Gris-Gris, an online journal of literature, culture & the arts

Fading Fathers

by Donney Rose

Every other Saturday
we are here
brushing out the patterns
of new growth
and the razor lining
that lost the sharp
it had just two weeks prior
the symphonic buzz
of Wahl clippers
and fragrance of isopropyl alcohol
can be torturous
when you are waiting
to be made fresh again
but we know that
the wait is a part
of the ritual
so we wait
and shoot the shit

and our talks often
shape into debates
and our volumes
fade in and out
of audibility depending on
who is the most animated speaker
and onyx kinks
fall from rows of
opinionated heads
and we all got
something to say
‘bout, who’s the best emcee
or who’s the hottest chick
in the videos
and what pair of Js
were the freshest
and we compare cars
and sexual conquests
and slap fives
and talk loud
and hold our baby boys
in our laps, steady

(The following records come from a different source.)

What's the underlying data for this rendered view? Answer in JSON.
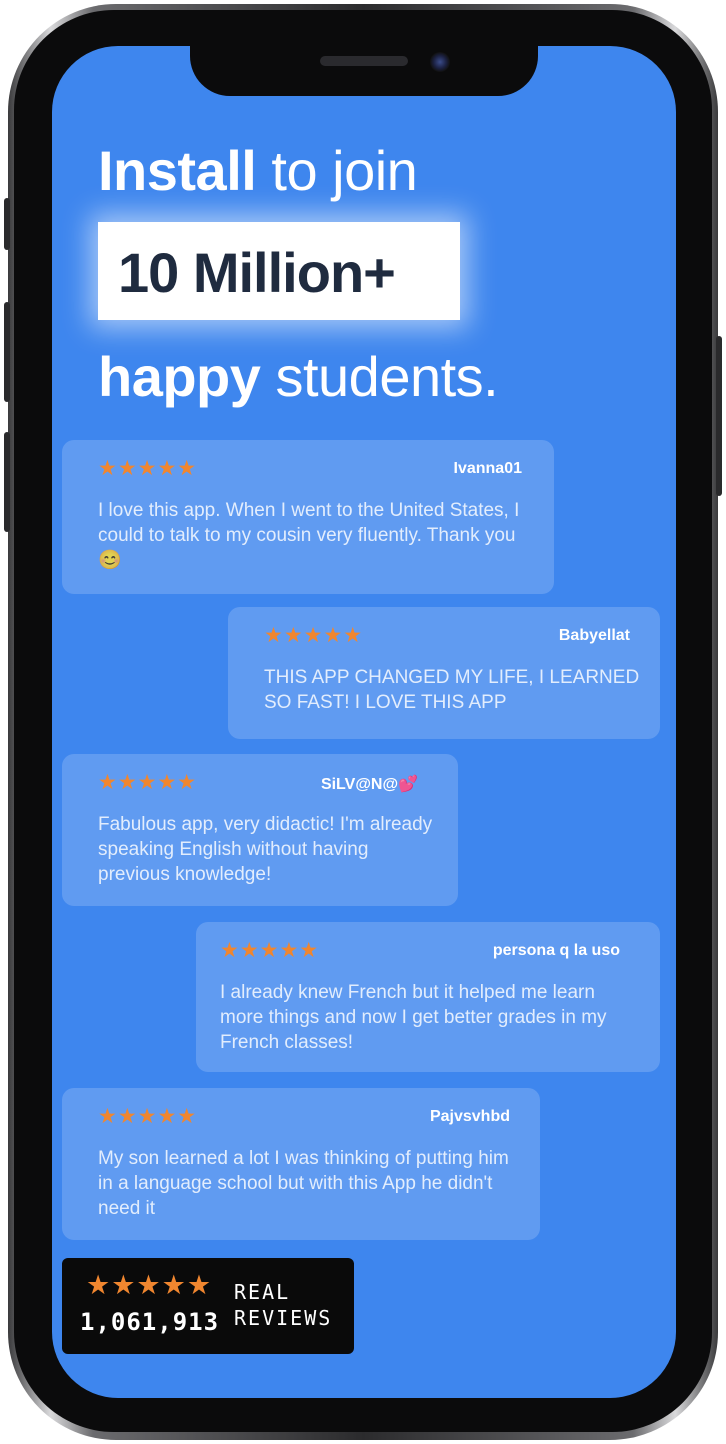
{
  "headline": {
    "line1_bold": "Install",
    "line1_rest": " to join",
    "highlight": "10 Million+",
    "line3_bold": "happy",
    "line3_rest": " students."
  },
  "reviews": [
    {
      "stars": "★★★★★",
      "author": "Ivanna01",
      "text": "I love this app. When I went to the United States, I could to talk to my cousin very fluently. Thank you 😊"
    },
    {
      "stars": "★★★★★",
      "author": "Babyellat",
      "text": "THIS APP CHANGED MY LIFE, I LEARNED SO FAST! I LOVE THIS APP"
    },
    {
      "stars": "★★★★★",
      "author": "SiLV@N@💕",
      "text": "Fabulous app, very didactic! I'm already speaking English without having previous knowledge!"
    },
    {
      "stars": "★★★★★",
      "author": "persona q la uso",
      "text": "I already knew French but it helped me learn more things and now I get better grades in my French classes!"
    },
    {
      "stars": "★★★★★",
      "author": "Pajvsvhbd",
      "text": "My son learned a lot I was thinking of putting him in a language school but with this App he didn't need it"
    }
  ],
  "badge": {
    "stars": "★★★★★",
    "count": "1,061,913",
    "label_line1": "REAL",
    "label_line2": "REVIEWS"
  },
  "colors": {
    "screen_background": "#3e86ee",
    "star_orange": "#f0862f",
    "highlight_text": "#1f2b3f"
  }
}
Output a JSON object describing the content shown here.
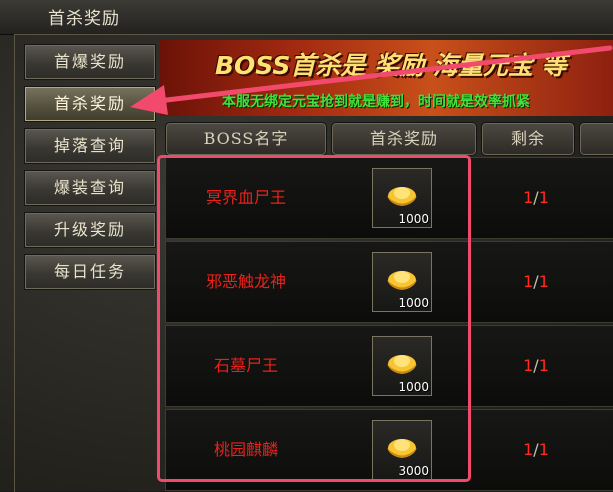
{
  "window": {
    "title": "首杀奖励"
  },
  "sidebar": {
    "items": [
      {
        "label": "首爆奖励",
        "active": false
      },
      {
        "label": "首杀奖励",
        "active": true
      },
      {
        "label": "掉落查询",
        "active": false
      },
      {
        "label": "爆装查询",
        "active": false
      },
      {
        "label": "升级奖励",
        "active": false
      },
      {
        "label": "每日任务",
        "active": false
      }
    ]
  },
  "banner": {
    "title": "BOSS首杀是 奖励 海量元宝 等",
    "subtitle": "本服无绑定元宝抢到就是赚到，时间就是效率抓紧"
  },
  "table": {
    "headers": [
      "BOSS名字",
      "首杀奖励",
      "剩余"
    ],
    "rows": [
      {
        "boss": "冥界血尸王",
        "reward_count": "1000",
        "remaining": "1",
        "total": "1"
      },
      {
        "boss": "邪恶触龙神",
        "reward_count": "1000",
        "remaining": "1",
        "total": "1"
      },
      {
        "boss": "石墓尸王",
        "reward_count": "1000",
        "remaining": "1",
        "total": "1"
      },
      {
        "boss": "桃园麒麟",
        "reward_count": "3000",
        "remaining": "1",
        "total": "1"
      }
    ]
  },
  "colors": {
    "boss_name": "#e8221b",
    "highlight": "#f24a6d",
    "subtitle": "#3ee33a",
    "banner_title": "#ffe074"
  },
  "icons": {
    "reward": "gold-ingot-icon",
    "pointer": "arrow-pointer-icon"
  }
}
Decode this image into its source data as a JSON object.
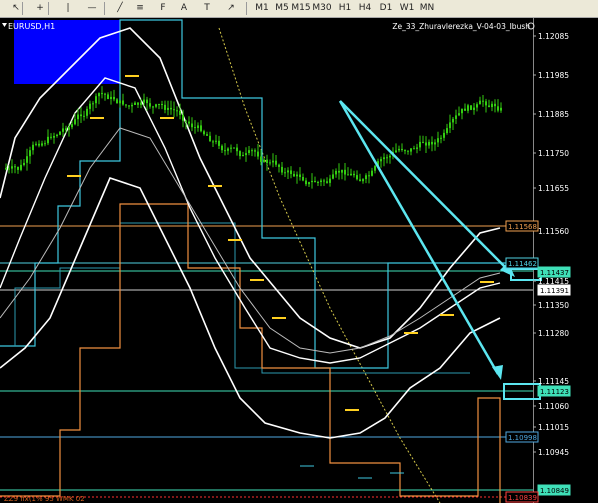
{
  "toolbar": {
    "tools": [
      {
        "name": "cursor-icon",
        "glyph": "↖"
      },
      {
        "name": "crosshair-icon",
        "glyph": "+"
      },
      {
        "name": "vertical-line-icon",
        "glyph": "|"
      },
      {
        "name": "horizontal-line-icon",
        "glyph": "—"
      },
      {
        "name": "trendline-icon",
        "glyph": "╱"
      },
      {
        "name": "equidistant-channel-icon",
        "glyph": "≡"
      },
      {
        "name": "fibonacci-icon",
        "glyph": "F"
      },
      {
        "name": "text-icon",
        "glyph": "A"
      },
      {
        "name": "text-label-icon",
        "glyph": "T"
      },
      {
        "name": "arrow-icon",
        "glyph": "↗"
      }
    ],
    "periods": [
      "M1",
      "M5",
      "M15",
      "M30",
      "H1",
      "H4",
      "D1",
      "W1",
      "MN"
    ]
  },
  "chart": {
    "symbol_label": "EURUSD,H1",
    "indicator_label": "Ze_33_Zhuravlerezka_V-04-03_Ibush",
    "bottom_label": "ZZ9 fix(1% 95 WMK 02",
    "price_ticks": [
      "1.12085",
      "1.11985",
      "1.11885",
      "1.11750",
      "1.11655",
      "1.11560",
      "1.11415",
      "1.11350",
      "1.11280",
      "1.11145",
      "1.11060",
      "1.11015",
      "1.10945"
    ],
    "price_levels": [
      {
        "value": "1.11568",
        "color": "#f0a050"
      },
      {
        "value": "1.11462",
        "color": "#4fd0e0"
      },
      {
        "value": "1.11437",
        "color": "#3fe0b8"
      },
      {
        "value": "1.11391",
        "color": "#ffffff"
      },
      {
        "value": "1.11123",
        "color": "#3fe0b8"
      },
      {
        "value": "1.10998",
        "color": "#4fa8e0"
      },
      {
        "value": "1.10849",
        "color": "#3fe0b8"
      },
      {
        "value": "1.10839",
        "color": "#ff4040"
      }
    ],
    "colors": {
      "candles": "#33cc11",
      "bands": "#ffffff",
      "channel": "#3ec8e0",
      "orange_line": "#f09040",
      "arrows": "#5ce6f0",
      "blue_box": "#0000ff"
    }
  }
}
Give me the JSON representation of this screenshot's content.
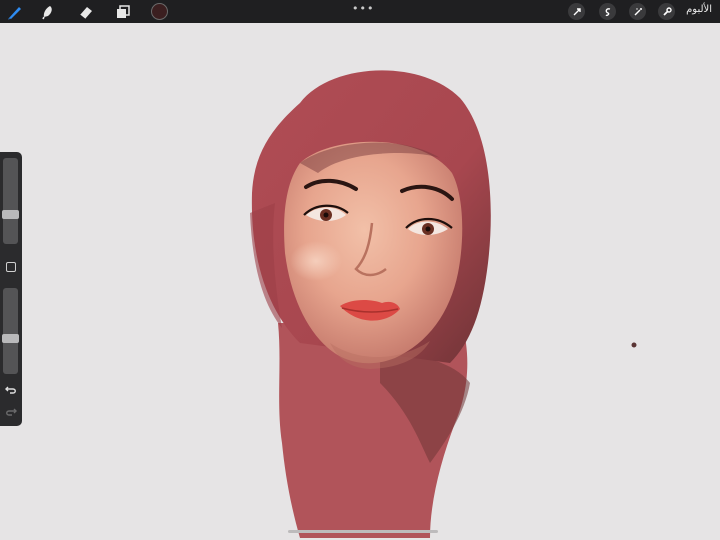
{
  "toolbar": {
    "gallery_label": "الألبوم",
    "more_dots": "•••",
    "tools": [
      "brush-icon",
      "smudge-icon",
      "eraser-icon",
      "layers-icon",
      "color-icon"
    ],
    "actions": [
      "wrench-icon",
      "magic-wand-icon",
      "selection-icon",
      "transform-icon"
    ],
    "current_color": "#3b1f20"
  },
  "sidebar": {
    "brush_size_level": 0.33,
    "opacity_level": 0.4
  },
  "canvas": {
    "background": "#e6e4e5",
    "hijab_color": "#b1545a",
    "skin_color": "#e7a58e"
  }
}
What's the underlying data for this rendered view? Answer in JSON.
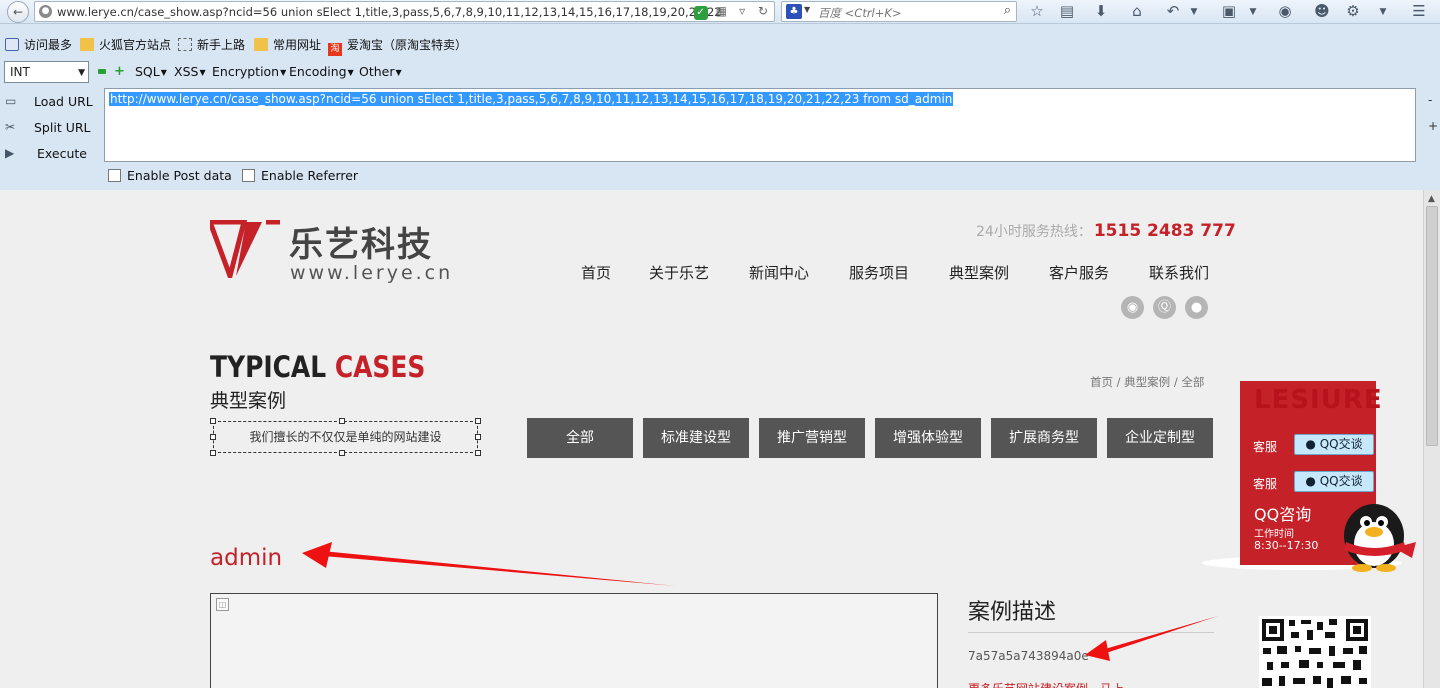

so that they can
get fresh too

And our baby boys
remind us of us
as baby boys
and the 5 o’clock shadow daddies
we have shaved
from our memories
we don’t debate much ‘bout
who had the best daddy
who daddy was candidate
for father of the year
aint much I bet my daddy
loved my mama
more than yo daddy
loved yo mama

We hold our sons close
as the barber
makes them portrait worthy
and remember
how most of us
came to know
of this weekend ritual
through the same fathers
who tapered off
when the edges
they were holding on to
became too unmanageable
and we are as indifferent
about their absence
as the scalp is
about the vanish of hair

they loved us enough
to make sure
we were well-groomed
at some point
those faded photos
with our fathers
made handsome due to
their efforts

we high five our sons
when they hop out ‘
the chair
and gaze at their
beauty with stay
in our eyes
we know that it
doesn’t always
work out that way
that this is the inheritance
we leave them
when our stay
becomes as likely as
fallen hairs avoiding
a dust pan
and they don’t always
get to know
how hard it was
to avoid
fading
away